- **TASK ITEM**
Below is a block of records. Copy every line in it that contains the word "name".
RECORDS PROVIDED below:
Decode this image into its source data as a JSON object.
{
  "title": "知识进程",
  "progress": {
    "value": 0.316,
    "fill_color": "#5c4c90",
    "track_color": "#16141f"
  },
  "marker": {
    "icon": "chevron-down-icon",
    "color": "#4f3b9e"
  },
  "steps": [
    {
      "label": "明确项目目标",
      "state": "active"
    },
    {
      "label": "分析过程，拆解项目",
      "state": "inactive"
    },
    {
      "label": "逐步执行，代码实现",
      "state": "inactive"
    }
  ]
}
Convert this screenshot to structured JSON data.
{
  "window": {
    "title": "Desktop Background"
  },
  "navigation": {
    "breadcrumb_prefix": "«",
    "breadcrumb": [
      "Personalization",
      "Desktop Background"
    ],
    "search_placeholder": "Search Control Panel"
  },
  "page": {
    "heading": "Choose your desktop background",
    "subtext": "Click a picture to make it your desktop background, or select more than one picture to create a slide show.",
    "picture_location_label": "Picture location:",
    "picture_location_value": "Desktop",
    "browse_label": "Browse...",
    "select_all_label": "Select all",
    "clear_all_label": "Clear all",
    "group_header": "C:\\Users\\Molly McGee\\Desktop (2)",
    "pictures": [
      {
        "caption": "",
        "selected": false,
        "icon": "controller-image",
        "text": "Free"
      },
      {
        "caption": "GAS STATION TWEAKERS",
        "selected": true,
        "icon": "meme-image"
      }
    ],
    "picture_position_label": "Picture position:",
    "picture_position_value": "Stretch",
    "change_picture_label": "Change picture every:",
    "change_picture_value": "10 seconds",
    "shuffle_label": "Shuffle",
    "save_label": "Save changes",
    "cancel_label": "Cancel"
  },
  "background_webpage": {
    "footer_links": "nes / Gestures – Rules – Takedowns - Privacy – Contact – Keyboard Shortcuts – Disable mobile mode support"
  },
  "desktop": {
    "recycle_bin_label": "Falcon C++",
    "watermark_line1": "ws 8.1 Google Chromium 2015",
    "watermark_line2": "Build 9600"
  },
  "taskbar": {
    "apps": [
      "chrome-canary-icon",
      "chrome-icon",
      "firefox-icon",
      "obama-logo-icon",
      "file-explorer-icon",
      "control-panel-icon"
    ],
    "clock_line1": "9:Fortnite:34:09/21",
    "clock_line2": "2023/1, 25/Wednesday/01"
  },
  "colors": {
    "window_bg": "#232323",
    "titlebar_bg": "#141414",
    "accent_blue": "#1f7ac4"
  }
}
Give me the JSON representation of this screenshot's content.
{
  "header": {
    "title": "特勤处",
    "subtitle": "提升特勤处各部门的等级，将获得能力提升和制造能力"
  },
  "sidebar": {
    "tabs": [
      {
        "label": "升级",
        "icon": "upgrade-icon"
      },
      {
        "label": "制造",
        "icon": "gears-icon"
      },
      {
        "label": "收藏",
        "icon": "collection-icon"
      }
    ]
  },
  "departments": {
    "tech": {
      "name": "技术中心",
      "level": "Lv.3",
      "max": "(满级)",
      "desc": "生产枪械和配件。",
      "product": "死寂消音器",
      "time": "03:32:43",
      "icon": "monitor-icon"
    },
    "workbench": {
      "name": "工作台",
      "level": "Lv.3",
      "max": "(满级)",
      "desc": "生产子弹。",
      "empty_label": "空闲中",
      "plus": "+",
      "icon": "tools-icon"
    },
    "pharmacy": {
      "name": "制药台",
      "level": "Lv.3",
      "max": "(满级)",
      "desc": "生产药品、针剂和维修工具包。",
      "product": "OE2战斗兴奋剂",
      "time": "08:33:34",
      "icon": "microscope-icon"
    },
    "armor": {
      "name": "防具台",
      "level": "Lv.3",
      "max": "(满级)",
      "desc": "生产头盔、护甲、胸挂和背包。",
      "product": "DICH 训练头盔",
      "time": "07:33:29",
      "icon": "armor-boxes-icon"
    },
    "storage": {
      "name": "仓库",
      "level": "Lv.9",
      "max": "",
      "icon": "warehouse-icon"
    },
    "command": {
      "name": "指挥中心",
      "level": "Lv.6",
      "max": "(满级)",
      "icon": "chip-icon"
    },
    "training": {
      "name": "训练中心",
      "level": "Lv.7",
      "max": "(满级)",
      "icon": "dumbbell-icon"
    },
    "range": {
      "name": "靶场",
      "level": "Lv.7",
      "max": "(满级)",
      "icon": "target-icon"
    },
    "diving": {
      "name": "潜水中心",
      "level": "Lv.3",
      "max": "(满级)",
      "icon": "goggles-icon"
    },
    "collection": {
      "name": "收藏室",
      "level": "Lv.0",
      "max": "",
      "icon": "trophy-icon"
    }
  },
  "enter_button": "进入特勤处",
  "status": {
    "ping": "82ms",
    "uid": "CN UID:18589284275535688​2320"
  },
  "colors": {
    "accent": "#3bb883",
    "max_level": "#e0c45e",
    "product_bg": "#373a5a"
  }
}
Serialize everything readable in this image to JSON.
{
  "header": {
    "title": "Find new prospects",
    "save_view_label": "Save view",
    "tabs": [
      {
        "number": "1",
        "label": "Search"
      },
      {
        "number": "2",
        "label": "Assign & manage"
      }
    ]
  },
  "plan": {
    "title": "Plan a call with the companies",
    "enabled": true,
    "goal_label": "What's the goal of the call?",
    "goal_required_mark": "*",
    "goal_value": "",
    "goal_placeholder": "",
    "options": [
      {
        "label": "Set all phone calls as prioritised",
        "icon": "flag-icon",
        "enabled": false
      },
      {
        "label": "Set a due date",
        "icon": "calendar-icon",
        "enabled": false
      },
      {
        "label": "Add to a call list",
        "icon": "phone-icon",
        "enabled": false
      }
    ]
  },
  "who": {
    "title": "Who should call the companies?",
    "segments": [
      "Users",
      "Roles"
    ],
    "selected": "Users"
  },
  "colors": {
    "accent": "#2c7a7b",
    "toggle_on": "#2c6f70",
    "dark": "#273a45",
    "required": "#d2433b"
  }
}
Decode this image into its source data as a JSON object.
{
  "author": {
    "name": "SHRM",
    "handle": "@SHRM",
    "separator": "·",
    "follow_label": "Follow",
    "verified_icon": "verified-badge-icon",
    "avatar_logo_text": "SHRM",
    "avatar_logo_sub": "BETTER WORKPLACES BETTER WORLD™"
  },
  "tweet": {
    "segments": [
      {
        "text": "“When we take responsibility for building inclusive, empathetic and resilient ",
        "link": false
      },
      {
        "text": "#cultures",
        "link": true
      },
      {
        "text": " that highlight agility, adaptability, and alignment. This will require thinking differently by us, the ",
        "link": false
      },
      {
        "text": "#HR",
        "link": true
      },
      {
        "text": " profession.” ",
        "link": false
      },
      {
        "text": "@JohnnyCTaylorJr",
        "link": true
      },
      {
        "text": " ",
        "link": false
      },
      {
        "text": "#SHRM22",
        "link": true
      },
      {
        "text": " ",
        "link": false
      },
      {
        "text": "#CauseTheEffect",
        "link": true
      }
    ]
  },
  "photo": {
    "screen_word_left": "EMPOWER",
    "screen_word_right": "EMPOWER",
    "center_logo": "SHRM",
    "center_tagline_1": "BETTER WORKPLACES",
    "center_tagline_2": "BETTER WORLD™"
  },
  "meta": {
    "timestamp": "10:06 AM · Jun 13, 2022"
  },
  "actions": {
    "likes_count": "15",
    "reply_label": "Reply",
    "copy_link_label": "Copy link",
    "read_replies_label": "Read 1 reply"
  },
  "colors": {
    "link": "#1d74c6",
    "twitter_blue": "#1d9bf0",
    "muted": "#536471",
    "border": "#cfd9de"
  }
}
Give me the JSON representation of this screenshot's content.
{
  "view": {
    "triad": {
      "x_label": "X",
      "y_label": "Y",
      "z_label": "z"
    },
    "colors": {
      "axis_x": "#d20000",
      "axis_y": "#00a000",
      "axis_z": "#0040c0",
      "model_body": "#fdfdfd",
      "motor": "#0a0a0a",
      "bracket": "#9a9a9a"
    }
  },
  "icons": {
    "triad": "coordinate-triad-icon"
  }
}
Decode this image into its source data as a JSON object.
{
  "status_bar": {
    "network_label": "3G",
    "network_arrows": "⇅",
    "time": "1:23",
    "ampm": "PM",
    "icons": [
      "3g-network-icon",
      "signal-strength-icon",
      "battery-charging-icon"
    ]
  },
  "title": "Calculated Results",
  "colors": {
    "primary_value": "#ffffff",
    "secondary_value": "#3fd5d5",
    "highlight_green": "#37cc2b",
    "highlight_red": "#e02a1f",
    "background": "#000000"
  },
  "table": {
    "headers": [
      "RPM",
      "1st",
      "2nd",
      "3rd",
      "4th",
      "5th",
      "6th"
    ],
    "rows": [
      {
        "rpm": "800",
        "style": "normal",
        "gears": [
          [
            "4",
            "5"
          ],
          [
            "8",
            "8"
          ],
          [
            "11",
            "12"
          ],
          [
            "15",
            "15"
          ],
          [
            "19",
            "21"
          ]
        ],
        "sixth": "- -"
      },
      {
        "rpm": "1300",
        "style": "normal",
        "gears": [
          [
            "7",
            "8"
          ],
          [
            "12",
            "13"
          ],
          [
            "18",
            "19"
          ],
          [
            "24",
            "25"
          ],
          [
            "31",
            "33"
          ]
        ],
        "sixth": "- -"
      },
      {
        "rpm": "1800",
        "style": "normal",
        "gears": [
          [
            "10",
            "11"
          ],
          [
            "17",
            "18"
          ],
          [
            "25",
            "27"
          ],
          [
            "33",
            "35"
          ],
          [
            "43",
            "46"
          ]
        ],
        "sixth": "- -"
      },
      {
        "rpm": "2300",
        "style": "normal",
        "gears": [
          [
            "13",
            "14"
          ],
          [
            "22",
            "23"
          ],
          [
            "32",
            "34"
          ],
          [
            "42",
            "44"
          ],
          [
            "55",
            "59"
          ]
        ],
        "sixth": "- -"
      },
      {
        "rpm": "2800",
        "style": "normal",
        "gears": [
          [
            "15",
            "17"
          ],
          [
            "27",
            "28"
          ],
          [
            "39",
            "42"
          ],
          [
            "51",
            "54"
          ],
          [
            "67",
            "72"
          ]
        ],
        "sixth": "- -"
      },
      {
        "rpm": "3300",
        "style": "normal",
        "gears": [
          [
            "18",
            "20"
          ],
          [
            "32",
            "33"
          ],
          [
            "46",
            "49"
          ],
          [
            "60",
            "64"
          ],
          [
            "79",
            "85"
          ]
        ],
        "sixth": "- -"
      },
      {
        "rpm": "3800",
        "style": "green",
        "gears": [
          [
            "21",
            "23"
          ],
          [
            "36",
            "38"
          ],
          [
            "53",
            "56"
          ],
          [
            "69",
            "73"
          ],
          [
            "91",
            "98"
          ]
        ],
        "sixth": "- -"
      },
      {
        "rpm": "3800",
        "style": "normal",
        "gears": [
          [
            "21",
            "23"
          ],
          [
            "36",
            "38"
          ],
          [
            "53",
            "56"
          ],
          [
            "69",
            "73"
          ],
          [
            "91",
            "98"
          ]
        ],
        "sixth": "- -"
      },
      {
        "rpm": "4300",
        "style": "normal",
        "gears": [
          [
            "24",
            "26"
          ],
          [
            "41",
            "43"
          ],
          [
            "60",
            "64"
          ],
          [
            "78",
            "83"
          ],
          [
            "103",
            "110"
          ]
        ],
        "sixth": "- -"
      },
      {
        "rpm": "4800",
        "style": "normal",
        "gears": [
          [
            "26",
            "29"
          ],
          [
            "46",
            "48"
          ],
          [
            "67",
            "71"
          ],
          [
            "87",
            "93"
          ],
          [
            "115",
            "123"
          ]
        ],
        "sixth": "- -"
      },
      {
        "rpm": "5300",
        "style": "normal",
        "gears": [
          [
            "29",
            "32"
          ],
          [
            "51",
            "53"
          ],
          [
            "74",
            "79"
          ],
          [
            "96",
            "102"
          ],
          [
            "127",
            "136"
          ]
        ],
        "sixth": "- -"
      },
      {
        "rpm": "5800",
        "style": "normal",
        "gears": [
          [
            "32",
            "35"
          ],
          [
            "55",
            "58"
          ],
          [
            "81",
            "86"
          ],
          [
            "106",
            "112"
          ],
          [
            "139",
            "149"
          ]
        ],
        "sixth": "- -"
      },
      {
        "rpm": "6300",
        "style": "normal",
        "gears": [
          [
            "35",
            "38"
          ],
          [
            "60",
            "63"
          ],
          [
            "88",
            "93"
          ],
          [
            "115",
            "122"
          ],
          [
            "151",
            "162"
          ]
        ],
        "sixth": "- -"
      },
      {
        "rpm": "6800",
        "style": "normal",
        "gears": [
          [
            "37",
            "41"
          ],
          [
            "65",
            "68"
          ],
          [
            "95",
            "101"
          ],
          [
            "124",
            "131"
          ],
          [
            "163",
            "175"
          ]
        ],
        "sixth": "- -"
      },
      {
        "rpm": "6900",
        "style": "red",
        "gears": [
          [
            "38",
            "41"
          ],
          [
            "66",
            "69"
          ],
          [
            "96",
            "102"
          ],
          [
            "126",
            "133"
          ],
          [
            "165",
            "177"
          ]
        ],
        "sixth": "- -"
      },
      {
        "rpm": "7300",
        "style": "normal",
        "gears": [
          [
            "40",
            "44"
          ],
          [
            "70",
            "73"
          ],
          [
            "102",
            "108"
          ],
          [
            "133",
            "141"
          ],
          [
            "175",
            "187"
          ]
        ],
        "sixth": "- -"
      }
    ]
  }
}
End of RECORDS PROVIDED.
- **TASK RESULT**
      "name": "技术中心",
      "name": "工作台",
      "name": "制药台",
      "name": "防具台",
      "name": "仓库",
      "name": "指挥中心",
      "name": "训练中心",
      "name": "靶场",
      "name": "潜水中心",
      "name": "收藏室",
    "name": "SHRM",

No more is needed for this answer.